→ Exercise aim
For the string "adbspec", find every matching line in the records and copy it.

Records drawn from a dataset
++++

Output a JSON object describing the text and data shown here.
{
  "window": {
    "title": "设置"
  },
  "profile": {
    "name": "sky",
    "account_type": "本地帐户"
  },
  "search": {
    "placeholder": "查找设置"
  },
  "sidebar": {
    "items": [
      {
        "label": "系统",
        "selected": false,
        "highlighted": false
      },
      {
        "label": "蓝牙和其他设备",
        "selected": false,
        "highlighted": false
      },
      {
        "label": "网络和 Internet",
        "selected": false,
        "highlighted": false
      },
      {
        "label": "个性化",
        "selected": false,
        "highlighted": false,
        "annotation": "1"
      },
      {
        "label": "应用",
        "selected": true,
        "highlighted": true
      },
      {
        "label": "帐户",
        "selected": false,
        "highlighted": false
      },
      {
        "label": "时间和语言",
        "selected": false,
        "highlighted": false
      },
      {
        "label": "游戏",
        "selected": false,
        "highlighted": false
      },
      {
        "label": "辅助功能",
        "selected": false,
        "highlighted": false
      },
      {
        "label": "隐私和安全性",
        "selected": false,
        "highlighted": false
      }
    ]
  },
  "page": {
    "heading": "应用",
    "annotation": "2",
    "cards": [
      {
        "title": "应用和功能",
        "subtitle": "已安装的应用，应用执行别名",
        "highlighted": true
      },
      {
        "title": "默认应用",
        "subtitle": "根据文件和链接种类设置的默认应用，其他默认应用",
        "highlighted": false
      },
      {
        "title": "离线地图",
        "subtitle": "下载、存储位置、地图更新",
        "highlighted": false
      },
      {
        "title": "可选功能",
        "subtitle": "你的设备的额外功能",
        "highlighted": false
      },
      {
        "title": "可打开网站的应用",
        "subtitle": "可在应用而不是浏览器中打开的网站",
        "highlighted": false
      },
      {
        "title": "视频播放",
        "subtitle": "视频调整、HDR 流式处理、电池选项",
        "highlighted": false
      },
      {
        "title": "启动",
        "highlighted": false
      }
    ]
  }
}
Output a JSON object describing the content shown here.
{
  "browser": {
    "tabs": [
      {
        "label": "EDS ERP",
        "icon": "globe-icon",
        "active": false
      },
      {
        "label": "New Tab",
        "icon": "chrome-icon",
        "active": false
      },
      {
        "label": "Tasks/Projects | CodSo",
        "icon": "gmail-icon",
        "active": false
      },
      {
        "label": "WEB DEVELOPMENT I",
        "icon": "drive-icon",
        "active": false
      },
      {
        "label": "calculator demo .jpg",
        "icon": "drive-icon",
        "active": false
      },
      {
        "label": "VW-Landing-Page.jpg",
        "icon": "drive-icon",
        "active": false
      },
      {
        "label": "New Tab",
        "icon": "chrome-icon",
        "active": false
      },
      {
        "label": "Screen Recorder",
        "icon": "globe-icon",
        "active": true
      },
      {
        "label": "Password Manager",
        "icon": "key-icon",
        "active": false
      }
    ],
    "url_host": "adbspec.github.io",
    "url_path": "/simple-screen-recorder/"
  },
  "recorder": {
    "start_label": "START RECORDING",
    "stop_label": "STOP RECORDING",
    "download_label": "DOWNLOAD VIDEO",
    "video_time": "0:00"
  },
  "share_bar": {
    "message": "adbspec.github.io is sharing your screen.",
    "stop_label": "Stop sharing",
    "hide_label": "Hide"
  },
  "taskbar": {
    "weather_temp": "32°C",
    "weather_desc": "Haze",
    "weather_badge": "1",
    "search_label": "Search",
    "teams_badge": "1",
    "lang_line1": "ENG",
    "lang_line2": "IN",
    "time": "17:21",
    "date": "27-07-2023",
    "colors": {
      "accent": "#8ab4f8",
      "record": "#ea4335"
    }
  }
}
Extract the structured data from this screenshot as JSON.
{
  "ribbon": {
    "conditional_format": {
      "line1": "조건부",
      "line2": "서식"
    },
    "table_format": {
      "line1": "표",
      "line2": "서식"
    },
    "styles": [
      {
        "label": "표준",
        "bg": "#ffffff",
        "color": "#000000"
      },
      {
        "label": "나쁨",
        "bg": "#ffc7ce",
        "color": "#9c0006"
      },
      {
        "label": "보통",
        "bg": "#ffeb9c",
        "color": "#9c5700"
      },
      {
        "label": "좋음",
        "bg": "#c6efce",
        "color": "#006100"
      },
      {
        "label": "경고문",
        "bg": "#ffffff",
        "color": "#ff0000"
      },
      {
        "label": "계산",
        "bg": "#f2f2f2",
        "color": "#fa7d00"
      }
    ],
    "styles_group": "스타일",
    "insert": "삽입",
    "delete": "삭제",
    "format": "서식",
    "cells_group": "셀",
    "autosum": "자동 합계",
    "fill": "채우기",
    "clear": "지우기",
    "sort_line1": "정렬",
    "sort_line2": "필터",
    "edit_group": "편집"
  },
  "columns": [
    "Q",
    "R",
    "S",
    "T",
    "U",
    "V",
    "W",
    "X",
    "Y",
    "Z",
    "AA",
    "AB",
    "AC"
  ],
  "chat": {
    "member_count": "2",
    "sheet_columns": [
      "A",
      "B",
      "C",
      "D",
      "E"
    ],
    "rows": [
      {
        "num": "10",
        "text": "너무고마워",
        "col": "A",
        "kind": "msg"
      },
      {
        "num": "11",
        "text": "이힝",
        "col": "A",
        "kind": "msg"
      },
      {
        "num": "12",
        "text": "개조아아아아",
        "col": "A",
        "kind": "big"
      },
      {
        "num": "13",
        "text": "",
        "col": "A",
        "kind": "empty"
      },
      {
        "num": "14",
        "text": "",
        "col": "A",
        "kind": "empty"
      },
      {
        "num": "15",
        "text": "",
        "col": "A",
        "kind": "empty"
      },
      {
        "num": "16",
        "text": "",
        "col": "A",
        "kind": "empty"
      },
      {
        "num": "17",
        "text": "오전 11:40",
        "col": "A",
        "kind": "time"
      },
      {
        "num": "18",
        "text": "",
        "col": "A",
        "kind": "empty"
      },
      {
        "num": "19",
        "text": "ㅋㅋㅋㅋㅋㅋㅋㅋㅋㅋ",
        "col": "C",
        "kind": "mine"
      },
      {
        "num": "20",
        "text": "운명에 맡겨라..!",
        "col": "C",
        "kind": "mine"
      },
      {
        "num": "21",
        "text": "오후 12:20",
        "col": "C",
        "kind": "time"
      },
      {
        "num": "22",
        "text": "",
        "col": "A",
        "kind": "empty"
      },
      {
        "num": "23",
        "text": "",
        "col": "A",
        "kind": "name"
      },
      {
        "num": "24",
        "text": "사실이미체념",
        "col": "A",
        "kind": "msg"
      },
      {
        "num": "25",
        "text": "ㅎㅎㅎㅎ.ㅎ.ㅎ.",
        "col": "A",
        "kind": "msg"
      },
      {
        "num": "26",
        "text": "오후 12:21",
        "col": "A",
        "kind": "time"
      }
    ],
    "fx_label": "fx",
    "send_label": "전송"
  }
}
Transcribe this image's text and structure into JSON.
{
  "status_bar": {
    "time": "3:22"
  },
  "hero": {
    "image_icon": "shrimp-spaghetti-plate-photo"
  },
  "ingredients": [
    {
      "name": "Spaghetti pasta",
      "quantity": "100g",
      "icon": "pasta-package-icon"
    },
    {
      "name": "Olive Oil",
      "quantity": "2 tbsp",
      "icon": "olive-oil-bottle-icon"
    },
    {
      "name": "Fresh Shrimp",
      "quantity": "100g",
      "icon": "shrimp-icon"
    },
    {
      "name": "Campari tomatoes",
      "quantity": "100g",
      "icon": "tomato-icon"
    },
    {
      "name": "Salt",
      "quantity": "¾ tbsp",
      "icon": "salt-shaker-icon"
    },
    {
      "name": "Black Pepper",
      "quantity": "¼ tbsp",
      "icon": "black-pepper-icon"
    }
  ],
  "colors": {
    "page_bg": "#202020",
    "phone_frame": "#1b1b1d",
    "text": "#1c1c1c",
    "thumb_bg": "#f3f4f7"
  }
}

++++

→ Result of this task
    "url_host": "adbspec.github.io",
    "message": "adbspec.github.io is sharing your screen.",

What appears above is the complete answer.